87% of patients said that they appreciated telemedicine during the COVID-19 pandemic. Contrastingly, responses from 82% supported traditional in-office evaluations and their importance in clinical care. Less than half (44%) of participants said that they would alternate in-person and remote telemedicine visits, whereas 38% “strongly preferred” traditional evaluations. About 10% held a positive opinion of telemedicine but required traditional evaluations. Only 3% of respondents were not satisfied with telemedicine.

The primary reasons given for the strong preference toward in-person evaluations included the need for human empathy with the neurologist, as well as the belief that in-person examinations would lead to better clinical outcomes. Only 18% of respondents said that they would always use telemedicine except if an acute event occurred.

None of the 18 neurologists and residents surveyed said that they would use telemedicine as their only tool for evaluating patients. One-third (33%) of clinicians said that they would alternate telemedicine visits with traditional evaluations, whereas 67% said they would use remote visits only in special situations.

Visit Neurology Advisor‘s conference section for continuous coverage from the ACTRIMS/ECTRIMS MSVirtual2020 Forum.


Reference

Moiola L, Cristinzi MD, Guerrieri S, et al. Telemedicine in/outside the pandemic: a survey about satisfaction of this tool in a cohort of multiple sclerosis patients and their neurologists.
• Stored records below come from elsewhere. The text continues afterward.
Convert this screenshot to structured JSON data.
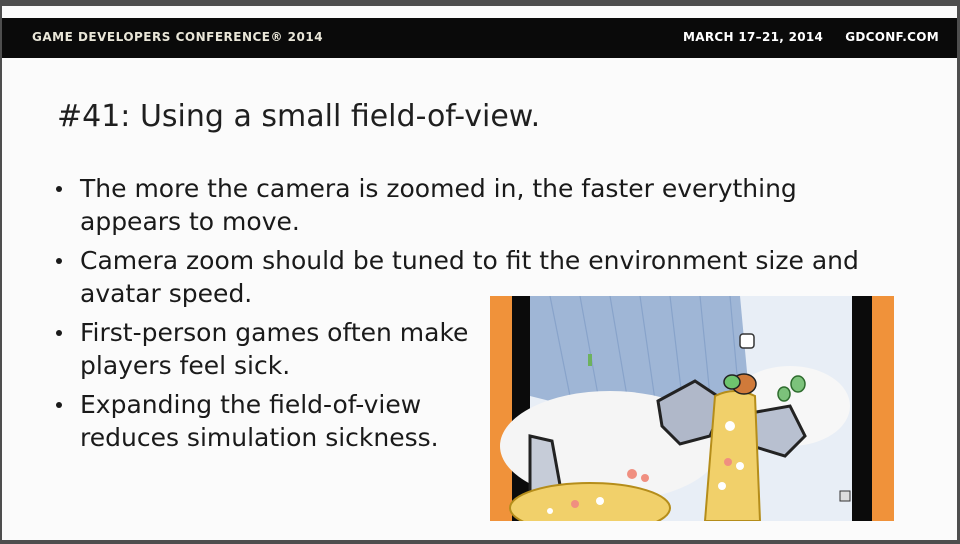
{
  "header": {
    "conference": "GAME DEVELOPERS CONFERENCE® 2014",
    "dates": "MARCH 17–21, 2014",
    "website": "GDCONF.COM"
  },
  "slide": {
    "title": "#41: Using a small field-of-view.",
    "bullets": [
      "The more the camera is zoomed in, the faster everything appears to move.",
      "Camera zoom should be tuned to fit the environment size and avatar speed.",
      "First-person games often make players feel sick.",
      "Expanding the field-of-view reduces simulation sickness."
    ]
  },
  "colors": {
    "banner_bg": "#0a0a0a",
    "banner_text": "#e9e6d8",
    "slide_bg": "#fbfbfb",
    "text": "#1a1a1a",
    "pillar_orange": "#f0923a"
  },
  "icons": {
    "bullet": "bullet-dot-icon"
  }
}
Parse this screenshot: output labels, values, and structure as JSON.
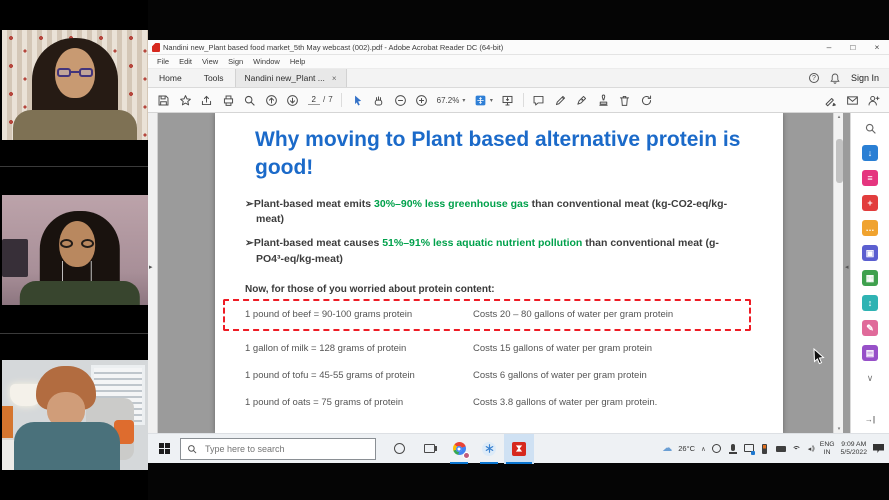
{
  "window": {
    "title": "Nandini new_Plant based food market_5th May webcast (002).pdf - Adobe Acrobat Reader DC (64-bit)",
    "controls": {
      "minimize": "–",
      "maximize": "□",
      "close": "×"
    },
    "menu": [
      "File",
      "Edit",
      "View",
      "Sign",
      "Window",
      "Help"
    ],
    "tabs": {
      "home": "Home",
      "tools": "Tools",
      "document": "Nandini new_Plant ...",
      "document_close": "×",
      "help": "?",
      "sign_in": "Sign In"
    },
    "toolbar": {
      "page_current": "2",
      "page_separator": "/",
      "page_total": "7",
      "zoom_level": "67.2%"
    }
  },
  "slide": {
    "title": "Why moving to Plant based alternative protein is good!",
    "bullets": [
      {
        "marker": "➢",
        "pre": "Plant-based meat emits ",
        "highlight": "30%–90% less greenhouse gas",
        "post": " than conventional meat (kg-CO2-eq/kg-meat)"
      },
      {
        "marker": "➢",
        "pre": "Plant-based meat causes ",
        "highlight": "51%–91% less aquatic nutrient pollution",
        "post": " than conventional meat (g-PO4³-eq/kg-meat)"
      }
    ],
    "subheading": "Now, for those of you worried about protein content:",
    "protein_rows": [
      {
        "item": "1 pound of beef = 90-100 grams protein",
        "cost": "Costs 20 – 80 gallons of water per gram protein"
      },
      {
        "item": "1 gallon of milk = 128 grams of protein",
        "cost": "Costs 15 gallons of water per gram protein"
      },
      {
        "item": "1 pound of tofu = 45-55 grams of protein",
        "cost": "Costs 6 gallons of water per gram protein"
      },
      {
        "item": "1 pound of oats = 75 grams of protein",
        "cost": "Costs 3.8 gallons of water per gram protein."
      }
    ]
  },
  "taskbar": {
    "search_placeholder": "Type here to search",
    "tray": {
      "temperature": "26°C",
      "language_line1": "ENG",
      "language_line2": "IN",
      "time": "9:09 AM",
      "date": "5/5/2022"
    }
  },
  "icons": {
    "caret_down": "▾",
    "scroll_up": "▴",
    "scroll_down": "▾",
    "panel_expand_left": "▸",
    "panel_expand_right": "◂",
    "tray_chevron_up": "∧",
    "panel_chevron": "∨",
    "panel_collapse": "→|",
    "cloud": "☁",
    "export_glyph": "↓",
    "edit_glyph": "≡",
    "create_glyph": "+",
    "comment_glyph": "…",
    "combine_glyph": "▣",
    "organize_glyph": "▦",
    "compress_glyph": "↕",
    "fillsign_glyph": "✎",
    "scan_glyph": "▤"
  },
  "colors": {
    "slide_title_blue": "#1b6ac9",
    "highlight_green": "#00a14b",
    "dashed_box_red": "#ee1c25",
    "acrobat_red": "#d6281e",
    "taskbar_indicator_blue": "#0b76d1"
  }
}
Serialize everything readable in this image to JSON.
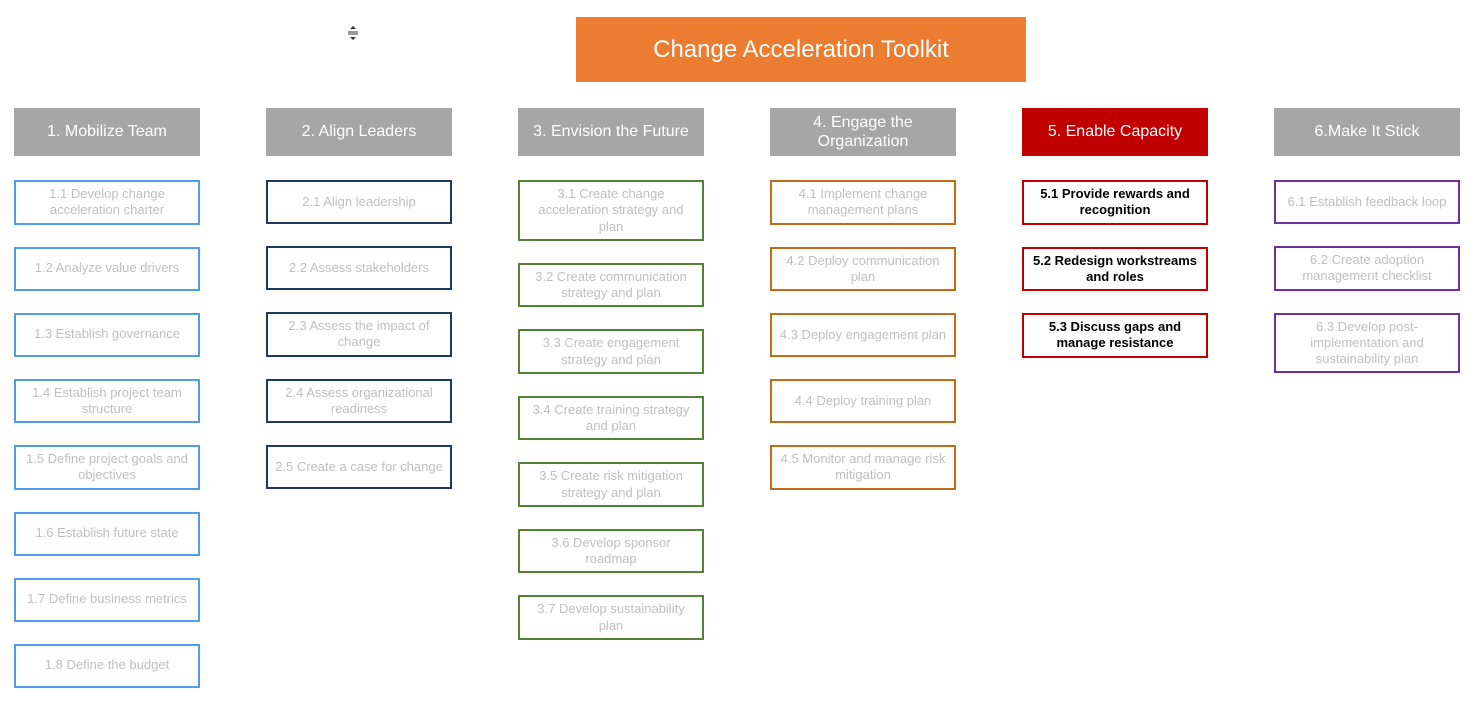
{
  "title": "Change Acceleration Toolkit",
  "resize_glyph": "⇳",
  "columns": [
    {
      "header": "1. Mobilize Team",
      "selected": false,
      "items": [
        {
          "label": "1.1 Develop change acceleration charter",
          "active": false
        },
        {
          "label": "1.2 Analyze value drivers",
          "active": false
        },
        {
          "label": "1.3 Establish governance",
          "active": false
        },
        {
          "label": "1.4 Establish project team structure",
          "active": false
        },
        {
          "label": "1.5 Define project goals and objectives",
          "active": false
        },
        {
          "label": "1.6 Establish future state",
          "active": false
        },
        {
          "label": "1.7 Define business metrics",
          "active": false
        },
        {
          "label": "1.8 Define the budget",
          "active": false
        }
      ]
    },
    {
      "header": "2. Align Leaders",
      "selected": false,
      "items": [
        {
          "label": "2.1 Align leadership",
          "active": false
        },
        {
          "label": "2.2 Assess stakeholders",
          "active": false
        },
        {
          "label": "2.3 Assess the impact of change",
          "active": false
        },
        {
          "label": "2.4 Assess organizational readiness",
          "active": false
        },
        {
          "label": "2.5 Create a case for change",
          "active": false
        }
      ]
    },
    {
      "header": "3. Envision the Future",
      "selected": false,
      "items": [
        {
          "label": "3.1 Create change acceleration strategy and plan",
          "active": false
        },
        {
          "label": "3.2 Create communication strategy and plan",
          "active": false
        },
        {
          "label": "3.3 Create engagement strategy and plan",
          "active": false
        },
        {
          "label": "3.4 Create training strategy and plan",
          "active": false
        },
        {
          "label": "3.5 Create risk mitigation strategy and plan",
          "active": false
        },
        {
          "label": "3.6 Develop sponsor roadmap",
          "active": false
        },
        {
          "label": "3.7 Develop sustainability plan",
          "active": false
        }
      ]
    },
    {
      "header": "4. Engage the Organization",
      "selected": false,
      "items": [
        {
          "label": "4.1 Implement change management plans",
          "active": false
        },
        {
          "label": "4.2 Deploy communication plan",
          "active": false
        },
        {
          "label": "4.3 Deploy engagement plan",
          "active": false
        },
        {
          "label": "4.4 Deploy training plan",
          "active": false
        },
        {
          "label": "4.5 Monitor and manage risk mitigation",
          "active": false
        }
      ]
    },
    {
      "header": "5. Enable Capacity",
      "selected": true,
      "items": [
        {
          "label": "5.1 Provide rewards and recognition",
          "active": true
        },
        {
          "label": "5.2 Redesign workstreams and roles",
          "active": true
        },
        {
          "label": "5.3 Discuss gaps and manage resistance",
          "active": true
        }
      ]
    },
    {
      "header": "6.Make It Stick",
      "selected": false,
      "items": [
        {
          "label": "6.1 Establish feedback loop",
          "active": false
        },
        {
          "label": "6.2 Create adoption management checklist",
          "active": false
        },
        {
          "label": "6.3 Develop post-implementation and sustainability plan",
          "active": false
        }
      ]
    }
  ]
}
Presented at: 8th Joint American Committee for Treatment and Research in Multiple Sclerosis and European Committee for Treatment and Research in Multiple Sclerosis MSVirtual2020 event; September 11-13, 20120. Abstract P0666.